The most important thing for children with additional needs and their families is to get the little problems sorted before they turn into larger ones.  Getting truly independent advice from SNAP Cymru has helped my family both challenge and trust the school and local authority as I have all the information and know that it is both accurate and impartial.  Having this information and support to turn to has enabled us to make our own informed decisions for Jaco’s best interests.  This advice and support should be available for all families at all times whatever their current need.   My experience is that SNAP Cymru will not make a mountain out of things. They deal with a wide range of issues offering simple accurate easy to understand information through to complex case management without families having to worry about the cost of legal representation.  This service should remain free for all children and all families across ALL Wales. I urge all parents to get behind SNAP Cymru and ensure its future in Wales.

Richard Mylan
@RichardMylan

 

Another Successful Round of Golf for SNAP

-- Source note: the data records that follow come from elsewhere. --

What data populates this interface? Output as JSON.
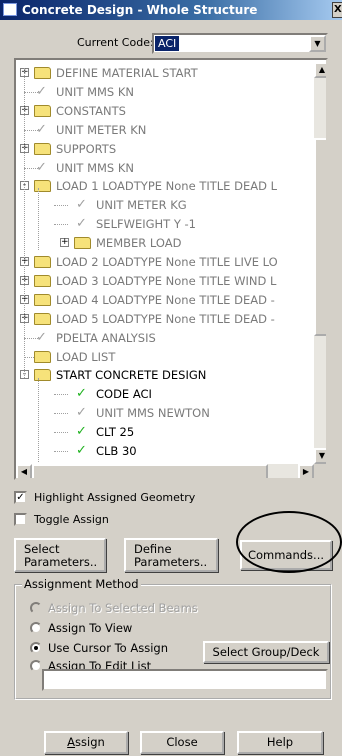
{
  "window": {
    "title": "Concrete Design - Whole Structure",
    "close_glyph": "X"
  },
  "code": {
    "label": "Current Code:",
    "value": "ACI"
  },
  "tree": {
    "rows": [
      {
        "text": "DEFINE MATERIAL START",
        "level": 0,
        "kind": "folder",
        "expander": "+",
        "style": "gray"
      },
      {
        "text": "UNIT MMS KN",
        "level": 0,
        "kind": "check",
        "style": "gray"
      },
      {
        "text": "CONSTANTS",
        "level": 0,
        "kind": "folder",
        "expander": "+",
        "style": "gray"
      },
      {
        "text": "UNIT METER KN",
        "level": 0,
        "kind": "check",
        "style": "gray"
      },
      {
        "text": "SUPPORTS",
        "level": 0,
        "kind": "folder",
        "expander": "+",
        "style": "gray"
      },
      {
        "text": "UNIT MMS KN",
        "level": 0,
        "kind": "check",
        "style": "gray"
      },
      {
        "text": "LOAD 1 LOADTYPE None  TITLE DEAD L",
        "level": 0,
        "kind": "folder",
        "expander": "-",
        "style": "gray"
      },
      {
        "text": "UNIT METER KG",
        "level": 1,
        "kind": "check",
        "style": "gray"
      },
      {
        "text": "SELFWEIGHT Y -1",
        "level": 1,
        "kind": "check",
        "style": "gray"
      },
      {
        "text": "MEMBER LOAD",
        "level": 1,
        "kind": "folder",
        "expander": "+",
        "style": "gray"
      },
      {
        "text": "LOAD 2 LOADTYPE None  TITLE LIVE LO",
        "level": 0,
        "kind": "folder",
        "expander": "+",
        "style": "gray"
      },
      {
        "text": "LOAD 3 LOADTYPE None  TITLE WIND L",
        "level": 0,
        "kind": "folder",
        "expander": "+",
        "style": "gray"
      },
      {
        "text": "LOAD 4 LOADTYPE None  TITLE DEAD -",
        "level": 0,
        "kind": "folder",
        "expander": "+",
        "style": "gray"
      },
      {
        "text": "LOAD 5 LOADTYPE None  TITLE DEAD -",
        "level": 0,
        "kind": "folder",
        "expander": "+",
        "style": "gray"
      },
      {
        "text": "PDELTA ANALYSIS",
        "level": 0,
        "kind": "check",
        "style": "gray"
      },
      {
        "text": "LOAD LIST",
        "level": 0,
        "kind": "folder",
        "style": "gray"
      },
      {
        "text": "START CONCRETE DESIGN",
        "level": 0,
        "kind": "folder",
        "expander": "-",
        "style": "black"
      },
      {
        "text": "CODE ACI",
        "level": 1,
        "kind": "check",
        "style": "black",
        "check": "green"
      },
      {
        "text": "UNIT MMS NEWTON",
        "level": 1,
        "kind": "check",
        "style": "gray"
      },
      {
        "text": "CLT 25",
        "level": 1,
        "kind": "check",
        "style": "black",
        "check": "green"
      },
      {
        "text": "CLB 30",
        "level": 1,
        "kind": "check",
        "style": "black",
        "check": "green"
      }
    ]
  },
  "options": {
    "highlight_label": "Highlight Assigned Geometry",
    "highlight_checked": true,
    "toggle_label": "Toggle Assign",
    "toggle_checked": false
  },
  "buttons": {
    "select_params_line1": "Select",
    "select_params_line2": "Parameters..",
    "define_params_line1": "Define",
    "define_params_line2": "Parameters..",
    "commands": "Commands...",
    "select_group": "Select Group/Deck",
    "assign": "Assign",
    "close": "Close",
    "help": "Help"
  },
  "assignment": {
    "legend": "Assignment Method",
    "options": [
      {
        "label": "Assign To Selected Beams",
        "enabled": false,
        "selected": false
      },
      {
        "label": "Assign To View",
        "enabled": true,
        "selected": false
      },
      {
        "label": "Use Cursor To Assign",
        "enabled": true,
        "selected": true
      },
      {
        "label": "Assign To Edit List",
        "enabled": true,
        "selected": false
      }
    ],
    "edit_list_value": ""
  }
}
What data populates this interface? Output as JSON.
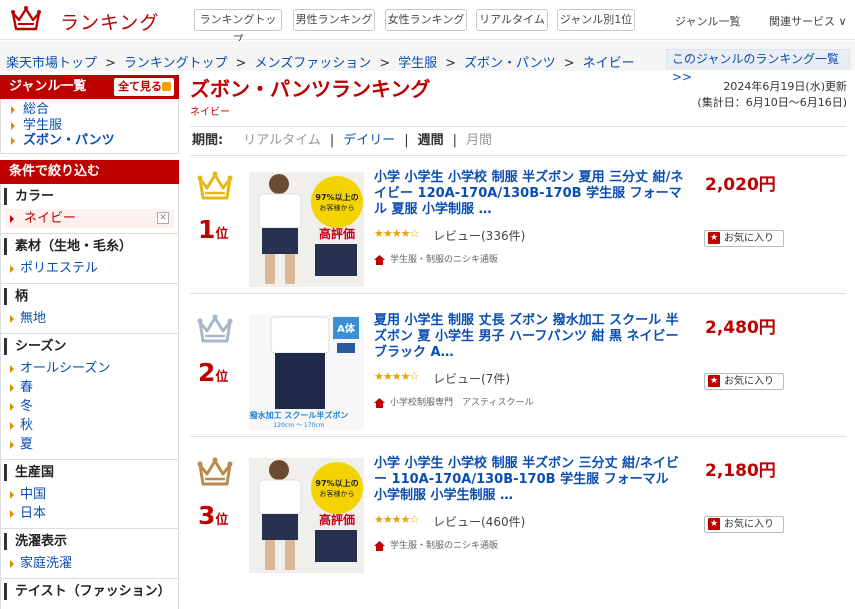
{
  "header": {
    "logo_text": "ランキング",
    "nav": [
      "ランキングトップ",
      "男性ランキング",
      "女性ランキング",
      "リアルタイム",
      "ジャンル別1位"
    ],
    "genre_list": "ジャンル一覧",
    "related": "関連サービス ∨"
  },
  "breadcrumb": [
    "楽天市場トップ",
    "ランキングトップ",
    "メンズファッション",
    "学生服",
    "ズボン・パンツ",
    "ネイビー"
  ],
  "breadcrumb_right": "このジャンルのランキング一覧 >>",
  "sidebar": {
    "genre_title": "ジャンル一覧",
    "all_button": "全て見る",
    "genres": [
      "総合",
      "学生服",
      "ズボン・パンツ"
    ],
    "filter_title": "条件で絞り込む",
    "sections": [
      {
        "title": "カラー",
        "items": [
          "ネイビー"
        ],
        "selected": 0
      },
      {
        "title": "素材（生地・毛糸）",
        "items": [
          "ポリエステル"
        ]
      },
      {
        "title": "柄",
        "items": [
          "無地"
        ]
      },
      {
        "title": "シーズン",
        "items": [
          "オールシーズン",
          "春",
          "冬",
          "秋",
          "夏"
        ]
      },
      {
        "title": "生産国",
        "items": [
          "中国",
          "日本"
        ]
      },
      {
        "title": "洗濯表示",
        "items": [
          "家庭洗濯"
        ]
      },
      {
        "title": "テイスト（ファッション）",
        "items": []
      }
    ]
  },
  "main": {
    "title": "ズボン・パンツランキング",
    "subtitle": "ネイビー",
    "updated": "2024年6月19日(水)更新",
    "range": "(集計日：6月10日〜6月16日)",
    "period_label": "期間:",
    "periods": [
      "リアルタイム",
      "デイリー",
      "週間",
      "月間"
    ]
  },
  "items": [
    {
      "rank": "1",
      "rank_suffix": "位",
      "name": "小学 小学生 小学校 制服 半ズボン 夏用 三分丈 紺/ネイビー 120A-170A/130B-170B 学生服 フォーマル 夏服 小学制服 …",
      "price": "2,020円",
      "stars": "★★★★☆",
      "review": "レビュー(336件)",
      "shop": "学生服・制服のニシキ通販",
      "fav": "お気に入り",
      "crown_color": "#e8b817",
      "thumb_badge": "97%以上のお客様から",
      "thumb_label": "高評価"
    },
    {
      "rank": "2",
      "rank_suffix": "位",
      "name": "夏用 小学生 制服 丈長 ズボン 撥水加工 スクール 半ズボン 夏 小学生 男子 ハーフパンツ 紺 黒 ネイビー ブラック A…",
      "price": "2,480円",
      "stars": "★★★★☆",
      "review": "レビュー(7件)",
      "shop": "小学校制服専門　アスティスクール",
      "fav": "お気に入り",
      "crown_color": "#a9b8c8",
      "thumb_badge": "A体",
      "thumb_label": "撥水加工 スクール半ズボン",
      "thumb_size": "120cm ～ 170cm"
    },
    {
      "rank": "3",
      "rank_suffix": "位",
      "name": "小学 小学生 小学校 制服 半ズボン 三分丈 紺/ネイビー 110A-170A/130B-170B 学生服 フォーマル 小学制服 小学生制服 …",
      "price": "2,180円",
      "stars": "★★★★☆",
      "review": "レビュー(460件)",
      "shop": "学生服・制服のニシキ通販",
      "fav": "お気に入り",
      "crown_color": "#b98a4e",
      "thumb_badge": "97%以上のお客様から",
      "thumb_label": "高評価"
    }
  ]
}
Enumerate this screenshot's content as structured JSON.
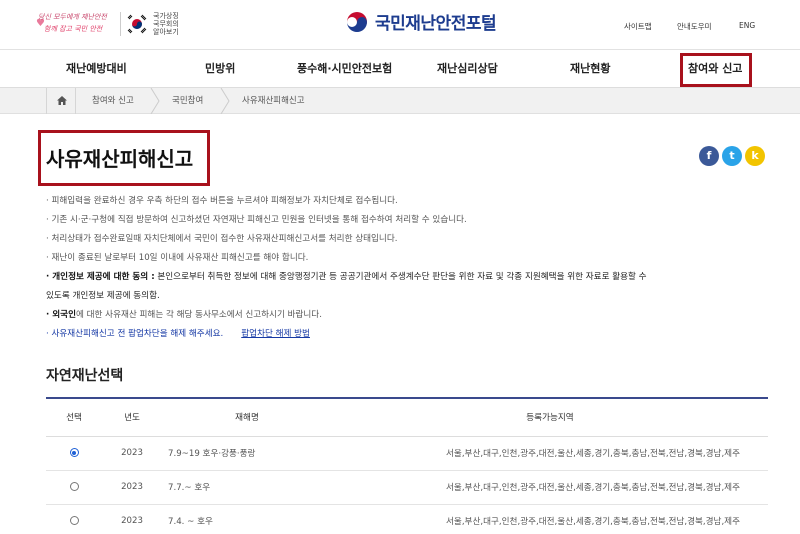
{
  "header": {
    "slogan_line1": "당신 모두에게 재난안전",
    "slogan_line2": "함께 잡고 국민 안전",
    "gov_text": "국가상징 국무회의 알아보기",
    "portal_title": "국민재난안전포털",
    "utility_links": [
      "사이트맵",
      "안내도우미",
      "ENG"
    ]
  },
  "nav": {
    "items": [
      "재난예방대비",
      "민방위",
      "풍수해·시민안전보험",
      "재난심리상담",
      "재난현황",
      "참여와 신고"
    ]
  },
  "breadcrumb": {
    "items": [
      "참여와 신고",
      "국민참여",
      "사유재산피해신고"
    ]
  },
  "page": {
    "title": "사유재산피해신고"
  },
  "sns": {
    "facebook": "f",
    "twitter": "t",
    "kakao": "k",
    "colors": {
      "facebook": "#3b5998",
      "twitter": "#2aa3e8",
      "kakao": "#f2c400"
    }
  },
  "notices": {
    "n1": "· 피해입력을 완료하신 경우 우측 하단의 접수 버튼을 누르셔야 피해정보가 자치단체로 접수됩니다.",
    "n2": "· 기존 시·군·구청에 직접 방문하여 신고하셨던 자연재난 피해신고 민원을 인터넷을 통해 접수하여 처리할 수 있습니다.",
    "n3": "· 처리상태가 접수완료일때 자치단체에서 국민이 접수한 사유재산피해신고서를 처리한 상태입니다.",
    "n4": "· 재난이 종료된 날로부터 10일 이내에 사유재산 피해신고를 해야 합니다.",
    "n5_bold": "· 개인정보 제공에 대한 동의 :",
    "n5_rest": " 본인으로부터 취득한 정보에 대해 중앙행정기관 등 공공기관에서 주생계수단 판단을 위한 자료 및 각종 지원혜택을 위한 자료로 활용할 수",
    "n5_cont": "있도록 개인정보 제공에 동의함.",
    "n6_bold": "· 외국인",
    "n6_rest": "에 대한 사유재산 피해는 각 해당 동사무소에서 신고하시기 바랍니다.",
    "n7": "· 사유재산피해신고 전 팝업차단을 해제 해주세요.",
    "n7_link": "팝업차단 해제 방법"
  },
  "disaster_select": {
    "title": "자연재난선택",
    "columns": [
      "선택",
      "년도",
      "재해명",
      "등록가능지역"
    ],
    "rows": [
      {
        "selected": true,
        "year": "2023",
        "name": "7.9~19 호우·강풍·풍랑",
        "regions": "서울,부산,대구,인천,광주,대전,울산,세종,경기,충북,충남,전북,전남,경북,경남,제주"
      },
      {
        "selected": false,
        "year": "2023",
        "name": "7.7.~ 호우",
        "regions": "서울,부산,대구,인천,광주,대전,울산,세종,경기,충북,충남,전북,전남,경북,경남,제주"
      },
      {
        "selected": false,
        "year": "2023",
        "name": "7.4. ~ 호우",
        "regions": "서울,부산,대구,인천,광주,대전,울산,세종,경기,충북,충남,전북,전남,경북,경남,제주"
      }
    ]
  }
}
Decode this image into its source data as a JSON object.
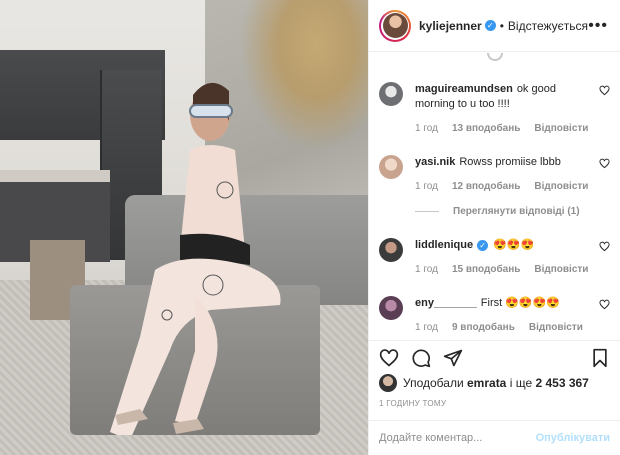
{
  "post": {
    "author": "kyliejenner",
    "follow_label": "Відстежується"
  },
  "comments": [
    {
      "user": "maguireamundsen",
      "text": "ok good morning to u too !!!!",
      "time": "1 год",
      "likes": "13 вподобань",
      "reply": "Відповісти",
      "avatar_color": "#6d6f73"
    },
    {
      "user": "yasi.nik",
      "text": "Rowss promiise lbbb",
      "time": "1 год",
      "likes": "12 вподобань",
      "reply": "Відповісти",
      "avatar_color": "#c8a48f",
      "view_replies": "Переглянути відповіді (1)"
    },
    {
      "user": "liddlenique",
      "text": "😍😍😍",
      "time": "1 год",
      "likes": "15 вподобань",
      "reply": "Відповісти",
      "avatar_color": "#3b3b3b",
      "verified": true
    },
    {
      "user": "eny_______",
      "text": "First 😍😍😍😍",
      "time": "1 год",
      "likes": "9 вподобань",
      "reply": "Відповісти",
      "avatar_color": "#5a3e54"
    }
  ],
  "likes_line": {
    "prefix": "Уподобали",
    "user": "emrata",
    "connector": "і ще",
    "count": "2 453 367"
  },
  "timestamp": "1 ГОДИНУ ТОМУ",
  "add_comment": {
    "placeholder": "Додайте коментар...",
    "publish_label": "Опублікувати"
  },
  "colors": {
    "accent_blue": "#3897f0",
    "publish_disabled": "#b2dffc",
    "muted_text": "#8e8e8e"
  }
}
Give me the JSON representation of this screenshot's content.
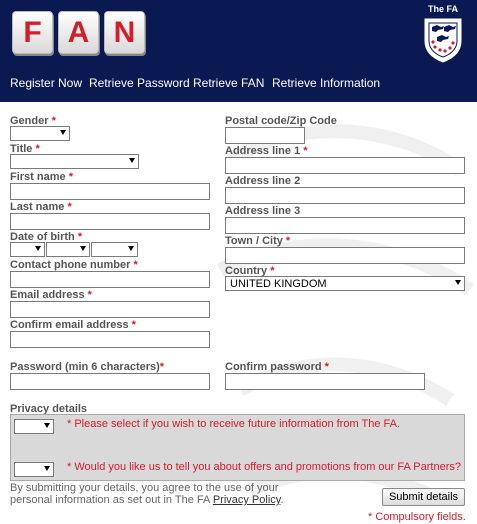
{
  "header": {
    "logo_letters": [
      "F",
      "A",
      "N"
    ],
    "crest_title": "The FA"
  },
  "nav": {
    "items": [
      "Register Now",
      "Retrieve Password",
      "Retrieve FAN",
      "Retrieve Information"
    ]
  },
  "form": {
    "required_mark": "*",
    "gender_label": "Gender",
    "title_label": "Title",
    "first_name_label": "First name",
    "last_name_label": "Last name",
    "dob_label": "Date of birth",
    "phone_label": "Contact phone number",
    "email_label": "Email address",
    "confirm_email_label": "Confirm email address",
    "password_label": "Password (min 6 characters)",
    "postal_code_label": "Postal code/Zip Code",
    "address1_label": "Address line 1",
    "address2_label": "Address line 2",
    "address3_label": "Address line 3",
    "town_label": "Town / City",
    "country_label": "Country",
    "country_value": "UNITED KINGDOM",
    "confirm_password_label": "Confirm password"
  },
  "privacy": {
    "heading": "Privacy details",
    "question1": "* Please select if you wish to receive future information from The FA.",
    "question2": "* Would you like us to tell you about offers and promotions from our FA Partners?"
  },
  "footer": {
    "consent_text": "By submitting your details, you agree to the use of your personal information as set out in The FA",
    "privacy_link": "Privacy Policy",
    "period": ".",
    "submit_label": "Submit details",
    "compulsory_note": "* Compulsory fields."
  },
  "colors": {
    "brand_navy": "#0b1952",
    "accent_red": "#d21d2a"
  }
}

On the 29th December 2014 members of the local community in Bangor came together  to raise an impressive £170 for SNAP. As with previous years, the event took place at Bangor golf club. The participants were welcomed to fine weather, with an early start of 9am. £170 may not seem a huge amount but as a small, independent charity it makes a real difference to our efforts.

With the help of the weather, bar on one occasion, the competition has taken place every December since 2011 with 25 participating golfers and annual cash prizes, which are sometimes given back. At the end of the day the team of Kevin Jones, David Roberts and Geraint Jones emerged victorious over Kevin Williams, Eurwyn Hughes and Wynn Morris. In singles competition Kevin Jones was the winner with Chris Watt and Hayden Williams 2nd and 3rd respectively.

Kevin Jones was one of the key organisers of the event. Other valued contributors were Trevor Jones; who organised the presentations and Alison and Geraint Jones from the Royal Oak Pub in Rachub. It goes without saying that a welcoming atmosphere, food and a donation was provided by both Alison and Geraint. SNAP Cymru would also like to say a big thank you to Bangor golf club for allowing use of their course and to Joe and Josteyna at the Vic in Bethesda for their donation.

Since 2011 the total amount raised has been £568. Half of the money raised will be used to help the recovery of Eryl Jones and Stephanie Prydderch’s daughter, Seren, from her illness.

As always, we are extremely thankful for all the support received for this event and the hard work of everyone, including golfers, which has made its continuing success possible over the years.